= Beginning of Section =

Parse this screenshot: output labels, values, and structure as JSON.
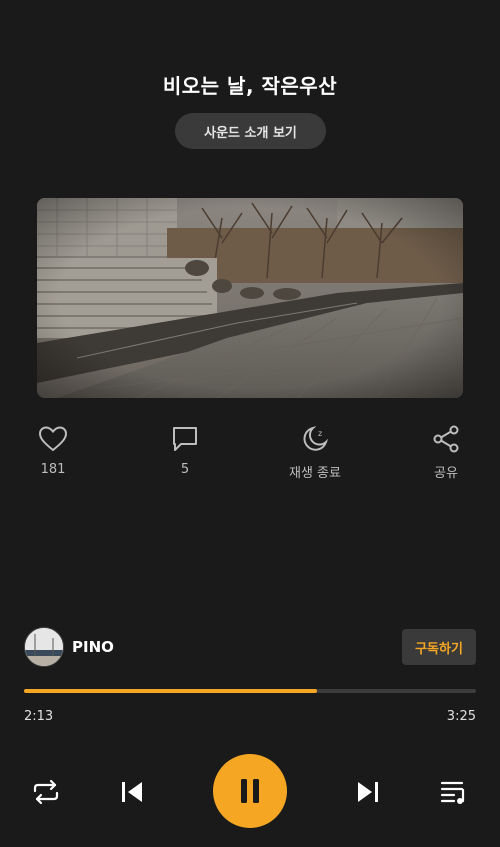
{
  "track": {
    "title": "비오는 날, 작은우산",
    "intro_button": "사운드 소개 보기"
  },
  "actions": {
    "like": {
      "icon": "heart-icon",
      "label": "181"
    },
    "comment": {
      "icon": "comment-icon",
      "label": "5"
    },
    "sleep_timer": {
      "icon": "moon-icon",
      "label": "재생 종료"
    },
    "share": {
      "icon": "share-icon",
      "label": "공유"
    }
  },
  "artist": {
    "name": "PINO",
    "subscribe_label": "구독하기"
  },
  "player": {
    "current_time": "2:13",
    "total_time": "3:25",
    "progress": 0.649
  },
  "controls": [
    "repeat-icon",
    "previous-icon",
    "pause-icon",
    "next-icon",
    "playlist-icon"
  ],
  "colors": {
    "accent": "#f5a623",
    "background": "#1a1a1a",
    "button_bg": "#3a3a3a"
  }
}
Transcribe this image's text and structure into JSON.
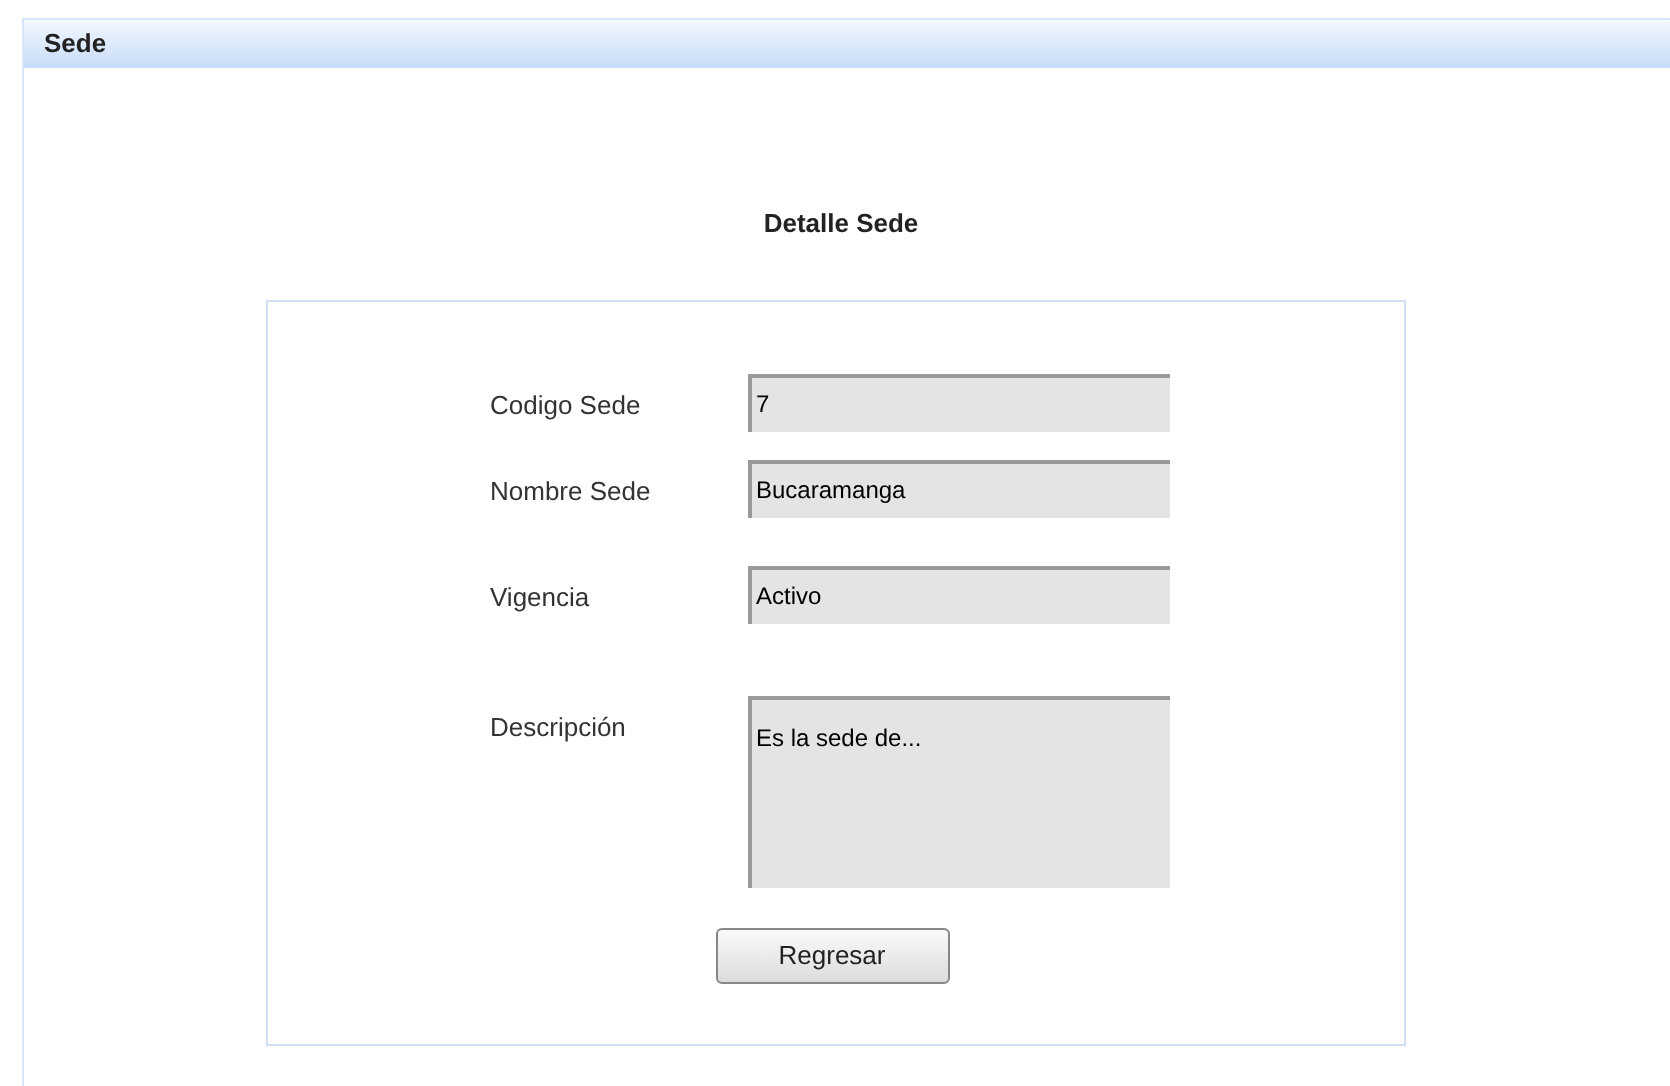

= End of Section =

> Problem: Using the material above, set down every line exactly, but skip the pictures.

> Task answer:
Parse this screenshot: output labels, values, and structure as JSON.
{
  "track": {
    "title": "비오는 날, 작은우산",
    "intro_button": "사운드 소개 보기"
  },
  "actions": {
    "like": {
      "icon": "heart-icon",
      "label": "181"
    },
    "comment": {
      "icon": "comment-icon",
      "label": "5"
    },
    "sleep_timer": {
      "icon": "moon-icon",
      "label": "재생 종료"
    },
    "share": {
      "icon": "share-icon",
      "label": "공유"
    }
  },
  "artist": {
    "name": "PINO",
    "subscribe_label": "구독하기"
  },
  "player": {
    "current_time": "2:13",
    "total_time": "3:25",
    "progress": 0.649
  },
  "controls": [
    "repeat-icon",
    "previous-icon",
    "pause-icon",
    "next-icon",
    "playlist-icon"
  ],
  "colors": {
    "accent": "#f5a623",
    "background": "#1a1a1a",
    "button_bg": "#3a3a3a"
  }
}
Transcribe this image's text and structure into JSON.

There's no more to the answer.